● **ACTION ITEM**
Count every line in the data below that includes "Настройка", and give only the result.

_ _ _ _ _ _ _

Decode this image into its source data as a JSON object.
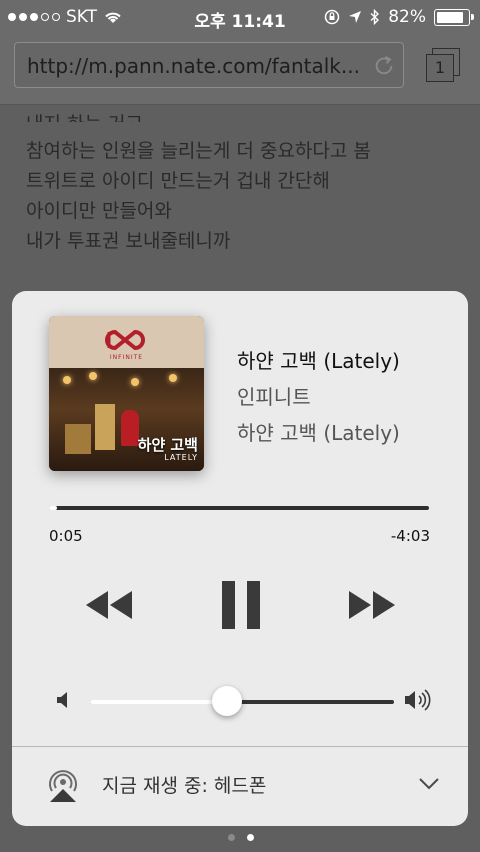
{
  "status_bar": {
    "carrier": "SKT",
    "time": "오후 11:41",
    "battery": "82%",
    "icons": [
      "signal-dots",
      "wifi-icon",
      "rotation-lock-icon",
      "location-icon",
      "bluetooth-icon",
      "battery-icon"
    ]
  },
  "browser": {
    "url": "http://m.pann.nate.com/fantalk...",
    "tab_count": "1",
    "content_lines": [
      "내지 하는 거고",
      "참여하는 인원을 늘리는게 더 중요하다고 봄",
      "트위트로 아이디 만드는거 겁내 간단해",
      "아이디만 만들어와",
      "내가 투표권 보내줄테니까"
    ]
  },
  "now_playing": {
    "song": "하얀 고백 (Lately)",
    "artist": "인피니트",
    "album": "하얀 고백 (Lately)",
    "art_title": "하얀 고백",
    "art_subtitle": "LATELY",
    "art_logo_text": "INFINITE",
    "elapsed": "0:05",
    "remaining": "-4:03",
    "progress": 0.02,
    "volume": 0.45
  },
  "output": {
    "label": "지금 재생 중: 헤드폰"
  },
  "colors": {
    "card_bg": "#ebebeb",
    "dim_bg": "#5f5f5f",
    "logo_red": "#b21e2a"
  }
}
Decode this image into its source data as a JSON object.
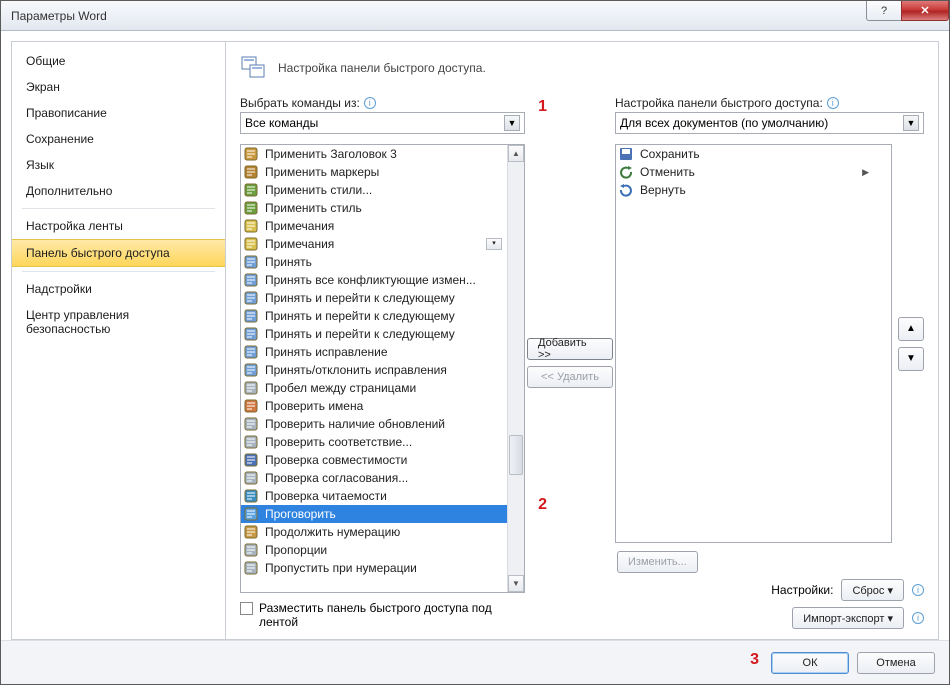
{
  "window": {
    "title": "Параметры Word"
  },
  "sidebar": {
    "items": [
      {
        "label": "Общие"
      },
      {
        "label": "Экран"
      },
      {
        "label": "Правописание"
      },
      {
        "label": "Сохранение"
      },
      {
        "label": "Язык"
      },
      {
        "label": "Дополнительно"
      },
      {
        "label": "Настройка ленты"
      },
      {
        "label": "Панель быстрого доступа",
        "selected": true
      },
      {
        "label": "Надстройки"
      },
      {
        "label": "Центр управления безопасностью"
      }
    ]
  },
  "heading": "Настройка панели быстрого доступа.",
  "left": {
    "label": "Выбрать команды из:",
    "dropdown": "Все команды"
  },
  "right": {
    "label": "Настройка панели быстрого доступа:",
    "dropdown": "Для всех документов (по умолчанию)"
  },
  "commands": [
    "Применить Заголовок 3",
    "Применить маркеры",
    "Применить стили...",
    "Применить стиль",
    "Примечания",
    "Примечания",
    "Принять",
    "Принять все конфликтующие измен...",
    "Принять и перейти к следующему",
    "Принять и перейти к следующему",
    "Принять и перейти к следующему",
    "Принять исправление",
    "Принять/отклонить исправления",
    "Пробел между страницами",
    "Проверить имена",
    "Проверить наличие обновлений",
    "Проверить соответствие...",
    "Проверка совместимости",
    "Проверка согласования...",
    "Проверка читаемости",
    "Проговорить",
    "Продолжить нумерацию",
    "Пропорции",
    "Пропустить при нумерации"
  ],
  "commands_selected_index": 20,
  "qat": [
    {
      "label": "Сохранить"
    },
    {
      "label": "Отменить",
      "submenu": true
    },
    {
      "label": "Вернуть"
    }
  ],
  "buttons": {
    "add": "Добавить >>",
    "remove": "<< Удалить",
    "modify": "Изменить...",
    "reset": "Сброс ▾",
    "importexport": "Импорт-экспорт ▾",
    "ok": "ОК",
    "cancel": "Отмена"
  },
  "labels": {
    "below_ribbon": "Разместить панель быстрого доступа под лентой",
    "settings": "Настройки:"
  },
  "annotations": {
    "num1": "1",
    "num2": "2",
    "num3": "3"
  }
}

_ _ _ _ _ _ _

● **WORKED SOLUTION**
3